(Record excerpts begins)
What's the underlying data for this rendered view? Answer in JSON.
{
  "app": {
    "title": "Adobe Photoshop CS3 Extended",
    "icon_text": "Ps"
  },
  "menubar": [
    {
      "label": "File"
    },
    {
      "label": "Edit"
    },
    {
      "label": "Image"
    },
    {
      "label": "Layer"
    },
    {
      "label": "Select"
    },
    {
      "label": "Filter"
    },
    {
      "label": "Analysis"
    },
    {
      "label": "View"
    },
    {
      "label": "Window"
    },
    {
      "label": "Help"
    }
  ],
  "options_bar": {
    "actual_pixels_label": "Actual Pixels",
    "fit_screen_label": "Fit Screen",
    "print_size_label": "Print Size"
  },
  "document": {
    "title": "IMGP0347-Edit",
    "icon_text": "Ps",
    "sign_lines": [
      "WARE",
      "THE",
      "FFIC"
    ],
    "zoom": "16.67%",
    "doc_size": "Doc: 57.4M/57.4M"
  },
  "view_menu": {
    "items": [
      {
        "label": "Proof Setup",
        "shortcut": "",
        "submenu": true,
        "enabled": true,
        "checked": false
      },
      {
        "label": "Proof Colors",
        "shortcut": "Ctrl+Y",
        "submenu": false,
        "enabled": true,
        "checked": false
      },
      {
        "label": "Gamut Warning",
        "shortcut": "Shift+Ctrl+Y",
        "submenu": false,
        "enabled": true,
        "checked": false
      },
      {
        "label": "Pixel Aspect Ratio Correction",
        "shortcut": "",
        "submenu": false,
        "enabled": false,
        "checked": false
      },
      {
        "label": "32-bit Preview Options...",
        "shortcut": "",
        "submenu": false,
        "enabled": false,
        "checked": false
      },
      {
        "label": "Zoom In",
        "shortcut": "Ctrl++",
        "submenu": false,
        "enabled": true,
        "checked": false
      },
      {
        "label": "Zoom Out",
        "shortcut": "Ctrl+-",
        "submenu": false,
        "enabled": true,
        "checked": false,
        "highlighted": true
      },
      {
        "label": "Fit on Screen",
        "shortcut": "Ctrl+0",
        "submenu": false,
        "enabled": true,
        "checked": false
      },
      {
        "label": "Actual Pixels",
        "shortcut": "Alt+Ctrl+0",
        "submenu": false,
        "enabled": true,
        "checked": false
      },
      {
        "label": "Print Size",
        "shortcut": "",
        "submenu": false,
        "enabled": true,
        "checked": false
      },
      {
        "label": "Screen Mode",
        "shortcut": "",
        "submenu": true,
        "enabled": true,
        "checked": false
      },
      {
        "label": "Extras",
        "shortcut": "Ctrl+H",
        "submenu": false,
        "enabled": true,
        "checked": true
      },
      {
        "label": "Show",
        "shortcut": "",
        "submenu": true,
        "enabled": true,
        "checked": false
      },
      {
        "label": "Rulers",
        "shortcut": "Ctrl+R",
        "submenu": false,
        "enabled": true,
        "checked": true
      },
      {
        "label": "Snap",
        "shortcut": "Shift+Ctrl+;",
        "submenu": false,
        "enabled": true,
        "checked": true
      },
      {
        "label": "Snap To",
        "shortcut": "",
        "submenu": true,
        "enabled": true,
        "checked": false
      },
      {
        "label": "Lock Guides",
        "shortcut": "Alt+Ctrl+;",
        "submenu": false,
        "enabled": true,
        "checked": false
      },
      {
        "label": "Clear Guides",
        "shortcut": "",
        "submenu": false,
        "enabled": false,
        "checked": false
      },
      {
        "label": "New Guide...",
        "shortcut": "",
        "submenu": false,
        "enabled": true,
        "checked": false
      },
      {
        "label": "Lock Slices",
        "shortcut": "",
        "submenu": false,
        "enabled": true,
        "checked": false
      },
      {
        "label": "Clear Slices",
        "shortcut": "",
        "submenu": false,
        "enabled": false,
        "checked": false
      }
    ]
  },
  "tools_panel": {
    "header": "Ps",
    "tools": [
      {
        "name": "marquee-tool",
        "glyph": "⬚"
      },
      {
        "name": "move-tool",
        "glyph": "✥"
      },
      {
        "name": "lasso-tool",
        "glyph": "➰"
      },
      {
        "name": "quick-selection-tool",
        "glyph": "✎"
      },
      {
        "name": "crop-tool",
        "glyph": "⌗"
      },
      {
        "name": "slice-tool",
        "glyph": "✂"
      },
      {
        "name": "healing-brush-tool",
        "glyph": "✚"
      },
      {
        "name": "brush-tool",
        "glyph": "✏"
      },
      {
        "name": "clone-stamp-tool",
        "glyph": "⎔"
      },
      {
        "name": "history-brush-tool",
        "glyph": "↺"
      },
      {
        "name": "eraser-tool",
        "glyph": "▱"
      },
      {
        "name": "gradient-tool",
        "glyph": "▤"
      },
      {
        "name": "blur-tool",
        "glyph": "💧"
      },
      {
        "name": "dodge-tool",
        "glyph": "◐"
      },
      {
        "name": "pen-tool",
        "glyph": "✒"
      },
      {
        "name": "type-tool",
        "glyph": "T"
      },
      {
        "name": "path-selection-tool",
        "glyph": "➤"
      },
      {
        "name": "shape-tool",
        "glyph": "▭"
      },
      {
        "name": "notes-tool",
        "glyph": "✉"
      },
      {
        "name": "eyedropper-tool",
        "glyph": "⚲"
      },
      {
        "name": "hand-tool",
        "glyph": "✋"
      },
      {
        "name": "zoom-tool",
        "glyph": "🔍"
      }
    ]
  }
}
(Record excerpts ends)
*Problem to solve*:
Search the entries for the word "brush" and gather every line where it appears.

*The answer*:
        "name": "healing-brush-tool",
        "name": "brush-tool",
        "name": "history-brush-tool",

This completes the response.